Unfortunately, the Minister of Interior Nouhad Machnouk - formerly the late Prime Minister Rafic Hariri’s political and media adviser and one of ’s most hawkish critics – is now a proponent of dialogue with . When asked by the Lebanese paper The Daily Star why he softened, he replied “What other choice do I have?” Should we understand from that response that, in reality, he isn’t in control of his own ministry?
Nevertheless, I am prepared to give him and the other ministers the benefit of the doubt. I must assume that even if they had the will, until recently they lacked the means. But now that they control the Ministry of Justice and the Ministry of Interior, they have no excuse for shirking their duty to their country and its people.
Convictions without courage are worthless. It is their responsibility to ensure ‘Iranian’ traitors face justice in a court of law. How long will they continue appeasing betrayers who undermine time and time again?
When they have no problem getting together with officials socially I cannot help but wonder is their harsh rhetoric against little more than an attempt to appease their own constituents. If that is the case, they will lose their following. The Lebanese aren’t stupid; they will eventually see through this facade, this sham, if they haven’t already.
As long as politicians manoeuvre this way and that like skilled chess players without ever actually shouting ‘checkmate’, will strengthen its grip - especially when it stands to benefit from increased Iranian funding when sanctions are lifted on if and when the P5+1 – nuclear deal is sealed. I can only urge the States to be wary of these masters of manipulation whose prime goal is to safeguard their own political futures without taking necessary risks.
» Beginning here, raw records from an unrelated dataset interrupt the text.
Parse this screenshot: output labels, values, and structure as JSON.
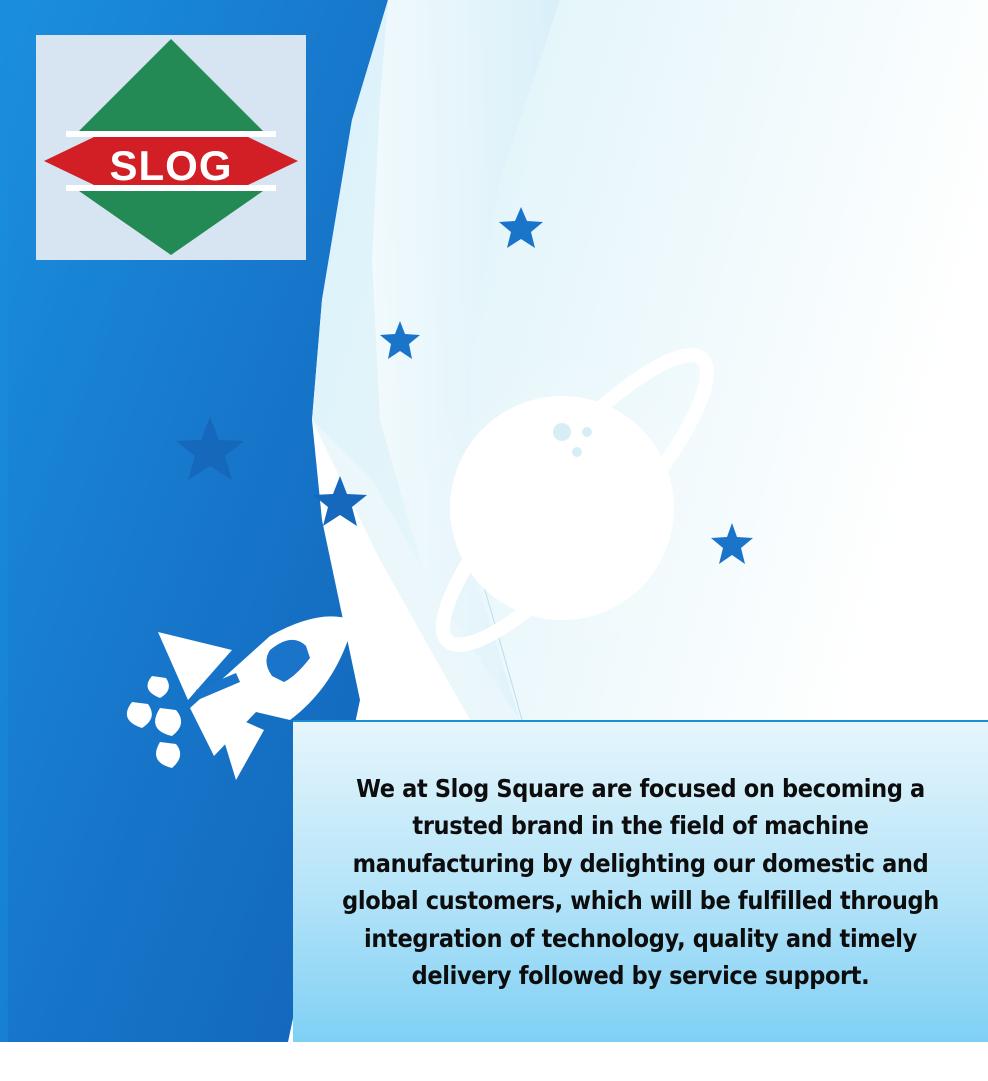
{
  "logo": {
    "text": "SLOG",
    "icon": "slog-diamond-logo",
    "colors": {
      "green": "#238a55",
      "red": "#d21f26",
      "background": "#d7e5f2"
    }
  },
  "mission": {
    "text": "We at Slog Square are focused on becoming a trusted brand in the field of machine manufacturing by delighting our domestic and global customers, which will be fulfilled through integration of technology, quality and timely delivery followed by service support."
  },
  "decor": {
    "icons": [
      "star-icon",
      "planet-icon",
      "rocket-icon"
    ],
    "colors": {
      "blue_panel": "#1273c8",
      "light_panel": "#e3f5fb",
      "star": "#1a74c9"
    }
  }
}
One of the few open and transparent major political players is Free Patriotic Movement head, , who says whatever he feels - for which he has my respect - even though he is in ’s camp, which he entered not out of a shared ideology but rather political expediency. If this presidential candidate decided to position himself at the heart of ’s camp and distance himself from the Iranian proxy, he could prove to be a game-changer. I would challenge Aoun to do the right thing... to reject those who would crush his homeland underfoot if so ordered by the leaders of and stand with those who want nothing more than their country strong and independent.